[[ EXERCISE DATA open ]]

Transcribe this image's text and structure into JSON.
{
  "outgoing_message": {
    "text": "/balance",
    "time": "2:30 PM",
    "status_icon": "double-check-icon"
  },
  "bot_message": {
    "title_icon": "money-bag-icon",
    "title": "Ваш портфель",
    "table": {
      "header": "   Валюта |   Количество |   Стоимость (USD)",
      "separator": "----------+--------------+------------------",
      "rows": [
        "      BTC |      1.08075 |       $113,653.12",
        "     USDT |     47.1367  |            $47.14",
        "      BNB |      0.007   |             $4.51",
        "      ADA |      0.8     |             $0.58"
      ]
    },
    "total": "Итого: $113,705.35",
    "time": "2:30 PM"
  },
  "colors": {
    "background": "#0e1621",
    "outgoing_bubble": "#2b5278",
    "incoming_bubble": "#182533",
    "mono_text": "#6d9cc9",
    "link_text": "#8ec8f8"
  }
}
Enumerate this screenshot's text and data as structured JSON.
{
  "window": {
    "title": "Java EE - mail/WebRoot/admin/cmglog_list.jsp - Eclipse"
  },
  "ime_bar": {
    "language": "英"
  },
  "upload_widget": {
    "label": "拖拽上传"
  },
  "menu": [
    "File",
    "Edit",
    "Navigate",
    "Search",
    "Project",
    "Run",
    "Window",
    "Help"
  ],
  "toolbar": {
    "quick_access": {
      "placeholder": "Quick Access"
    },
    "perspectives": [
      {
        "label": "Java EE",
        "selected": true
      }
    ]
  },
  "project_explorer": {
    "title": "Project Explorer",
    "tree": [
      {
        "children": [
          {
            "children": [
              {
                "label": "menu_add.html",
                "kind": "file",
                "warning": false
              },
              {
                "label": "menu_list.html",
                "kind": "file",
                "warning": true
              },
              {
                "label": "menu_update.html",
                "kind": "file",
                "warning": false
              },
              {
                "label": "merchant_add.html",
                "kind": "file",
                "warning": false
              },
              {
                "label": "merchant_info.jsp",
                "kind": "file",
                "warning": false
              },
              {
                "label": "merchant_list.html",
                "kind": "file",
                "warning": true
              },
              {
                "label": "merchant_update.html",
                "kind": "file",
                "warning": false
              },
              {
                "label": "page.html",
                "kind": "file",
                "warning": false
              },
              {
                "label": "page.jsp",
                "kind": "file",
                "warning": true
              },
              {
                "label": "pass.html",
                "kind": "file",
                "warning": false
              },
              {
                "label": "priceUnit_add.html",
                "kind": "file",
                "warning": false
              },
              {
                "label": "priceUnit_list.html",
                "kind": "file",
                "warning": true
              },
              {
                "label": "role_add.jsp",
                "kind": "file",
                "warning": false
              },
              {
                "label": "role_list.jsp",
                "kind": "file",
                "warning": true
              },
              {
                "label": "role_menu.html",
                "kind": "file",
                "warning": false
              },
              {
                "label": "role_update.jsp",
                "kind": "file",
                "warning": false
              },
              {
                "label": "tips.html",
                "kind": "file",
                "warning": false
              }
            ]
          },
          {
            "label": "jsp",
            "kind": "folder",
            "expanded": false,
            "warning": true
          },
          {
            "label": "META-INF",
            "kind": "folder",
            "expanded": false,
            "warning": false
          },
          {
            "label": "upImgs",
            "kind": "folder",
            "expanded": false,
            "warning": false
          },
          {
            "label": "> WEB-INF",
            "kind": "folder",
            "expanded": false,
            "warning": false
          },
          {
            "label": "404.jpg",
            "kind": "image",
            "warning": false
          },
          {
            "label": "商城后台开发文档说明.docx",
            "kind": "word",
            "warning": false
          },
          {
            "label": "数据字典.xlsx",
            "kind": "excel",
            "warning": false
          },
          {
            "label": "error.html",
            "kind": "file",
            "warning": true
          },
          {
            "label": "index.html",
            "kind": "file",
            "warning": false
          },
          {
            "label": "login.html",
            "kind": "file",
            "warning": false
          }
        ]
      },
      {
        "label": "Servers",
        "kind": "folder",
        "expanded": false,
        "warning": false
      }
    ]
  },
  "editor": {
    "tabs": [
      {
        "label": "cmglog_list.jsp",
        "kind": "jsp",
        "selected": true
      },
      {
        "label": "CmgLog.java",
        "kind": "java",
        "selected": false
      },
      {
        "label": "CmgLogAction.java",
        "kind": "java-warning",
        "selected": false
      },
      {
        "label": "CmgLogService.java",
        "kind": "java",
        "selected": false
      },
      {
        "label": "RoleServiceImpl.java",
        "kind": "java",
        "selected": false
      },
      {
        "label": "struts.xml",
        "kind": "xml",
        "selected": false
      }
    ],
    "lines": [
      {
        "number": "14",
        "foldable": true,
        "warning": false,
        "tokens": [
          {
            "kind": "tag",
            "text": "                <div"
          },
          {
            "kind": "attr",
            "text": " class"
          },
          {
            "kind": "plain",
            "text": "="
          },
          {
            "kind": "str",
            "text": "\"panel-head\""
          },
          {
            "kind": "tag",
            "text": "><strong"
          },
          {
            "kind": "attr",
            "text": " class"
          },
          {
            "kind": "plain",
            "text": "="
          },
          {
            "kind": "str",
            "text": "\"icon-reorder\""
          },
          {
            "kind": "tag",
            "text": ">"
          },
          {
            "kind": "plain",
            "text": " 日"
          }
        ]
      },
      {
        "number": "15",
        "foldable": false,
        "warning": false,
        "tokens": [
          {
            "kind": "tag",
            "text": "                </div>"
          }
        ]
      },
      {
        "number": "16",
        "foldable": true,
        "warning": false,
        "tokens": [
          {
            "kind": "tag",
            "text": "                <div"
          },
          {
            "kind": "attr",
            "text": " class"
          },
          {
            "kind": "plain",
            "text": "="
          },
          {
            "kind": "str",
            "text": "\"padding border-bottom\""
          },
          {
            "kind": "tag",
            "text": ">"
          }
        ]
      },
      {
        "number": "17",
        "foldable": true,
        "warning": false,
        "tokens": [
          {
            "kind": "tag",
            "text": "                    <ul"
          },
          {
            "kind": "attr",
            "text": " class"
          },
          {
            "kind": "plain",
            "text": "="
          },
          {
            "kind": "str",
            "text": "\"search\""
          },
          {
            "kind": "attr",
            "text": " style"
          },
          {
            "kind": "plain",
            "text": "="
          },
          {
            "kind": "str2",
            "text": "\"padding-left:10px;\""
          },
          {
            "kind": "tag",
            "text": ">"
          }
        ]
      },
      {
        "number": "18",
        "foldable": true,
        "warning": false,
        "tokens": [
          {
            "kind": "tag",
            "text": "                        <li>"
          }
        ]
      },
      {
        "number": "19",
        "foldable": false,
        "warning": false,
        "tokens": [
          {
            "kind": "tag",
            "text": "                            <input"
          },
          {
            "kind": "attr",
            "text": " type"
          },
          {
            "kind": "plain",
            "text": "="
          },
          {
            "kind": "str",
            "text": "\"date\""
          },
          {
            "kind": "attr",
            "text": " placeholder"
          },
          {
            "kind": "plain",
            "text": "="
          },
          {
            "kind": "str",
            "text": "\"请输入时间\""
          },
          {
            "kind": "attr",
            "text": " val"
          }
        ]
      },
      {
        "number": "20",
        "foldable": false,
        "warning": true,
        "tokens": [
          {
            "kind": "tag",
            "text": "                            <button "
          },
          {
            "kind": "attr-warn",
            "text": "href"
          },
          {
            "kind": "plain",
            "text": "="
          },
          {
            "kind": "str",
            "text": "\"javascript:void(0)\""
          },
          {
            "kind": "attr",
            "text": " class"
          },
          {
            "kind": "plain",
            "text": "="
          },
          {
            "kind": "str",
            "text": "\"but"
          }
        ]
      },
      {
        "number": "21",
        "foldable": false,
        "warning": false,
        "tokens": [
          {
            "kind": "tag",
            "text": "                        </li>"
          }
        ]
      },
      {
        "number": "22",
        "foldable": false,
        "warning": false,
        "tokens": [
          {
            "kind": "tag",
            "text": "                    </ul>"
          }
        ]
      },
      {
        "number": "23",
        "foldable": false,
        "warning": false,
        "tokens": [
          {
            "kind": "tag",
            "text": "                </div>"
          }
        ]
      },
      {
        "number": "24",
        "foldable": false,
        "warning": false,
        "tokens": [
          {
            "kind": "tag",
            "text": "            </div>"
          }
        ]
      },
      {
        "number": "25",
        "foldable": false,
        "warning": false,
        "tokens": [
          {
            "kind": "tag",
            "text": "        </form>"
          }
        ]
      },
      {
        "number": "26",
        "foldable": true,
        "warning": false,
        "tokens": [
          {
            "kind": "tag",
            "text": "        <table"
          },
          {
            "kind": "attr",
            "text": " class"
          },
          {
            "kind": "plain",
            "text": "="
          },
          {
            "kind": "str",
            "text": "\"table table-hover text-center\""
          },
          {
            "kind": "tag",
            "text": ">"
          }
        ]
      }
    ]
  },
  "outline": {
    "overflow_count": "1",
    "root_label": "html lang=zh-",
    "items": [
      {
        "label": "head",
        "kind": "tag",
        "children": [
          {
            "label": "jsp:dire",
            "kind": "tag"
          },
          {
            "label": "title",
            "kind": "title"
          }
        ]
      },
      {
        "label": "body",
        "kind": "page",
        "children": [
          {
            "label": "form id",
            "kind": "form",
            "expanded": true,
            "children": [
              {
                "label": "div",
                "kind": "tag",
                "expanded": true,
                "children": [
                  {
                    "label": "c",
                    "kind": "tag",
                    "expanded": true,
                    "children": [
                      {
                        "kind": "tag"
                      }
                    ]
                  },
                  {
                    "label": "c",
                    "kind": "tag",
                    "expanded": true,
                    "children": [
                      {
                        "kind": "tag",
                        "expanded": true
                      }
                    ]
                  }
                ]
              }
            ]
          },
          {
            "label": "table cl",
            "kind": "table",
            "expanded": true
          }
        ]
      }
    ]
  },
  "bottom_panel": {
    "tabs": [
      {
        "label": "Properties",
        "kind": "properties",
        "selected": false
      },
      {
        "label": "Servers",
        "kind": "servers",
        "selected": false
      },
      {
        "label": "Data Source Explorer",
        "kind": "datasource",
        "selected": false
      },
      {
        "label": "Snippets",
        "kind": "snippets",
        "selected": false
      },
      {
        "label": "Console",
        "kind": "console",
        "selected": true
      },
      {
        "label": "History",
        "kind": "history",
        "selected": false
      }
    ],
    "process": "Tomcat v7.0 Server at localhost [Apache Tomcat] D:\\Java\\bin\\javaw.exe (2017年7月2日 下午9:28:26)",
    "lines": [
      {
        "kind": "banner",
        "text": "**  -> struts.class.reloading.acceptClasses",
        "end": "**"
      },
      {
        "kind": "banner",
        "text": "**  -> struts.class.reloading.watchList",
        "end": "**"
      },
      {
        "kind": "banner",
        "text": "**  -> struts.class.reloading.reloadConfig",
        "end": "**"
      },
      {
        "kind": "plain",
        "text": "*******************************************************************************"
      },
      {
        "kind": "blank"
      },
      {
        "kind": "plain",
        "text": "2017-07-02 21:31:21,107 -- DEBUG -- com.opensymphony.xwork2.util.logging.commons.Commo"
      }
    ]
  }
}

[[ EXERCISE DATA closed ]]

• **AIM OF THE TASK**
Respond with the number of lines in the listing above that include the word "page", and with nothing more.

• **RESPONSE FOR THIS EXERCISE**
3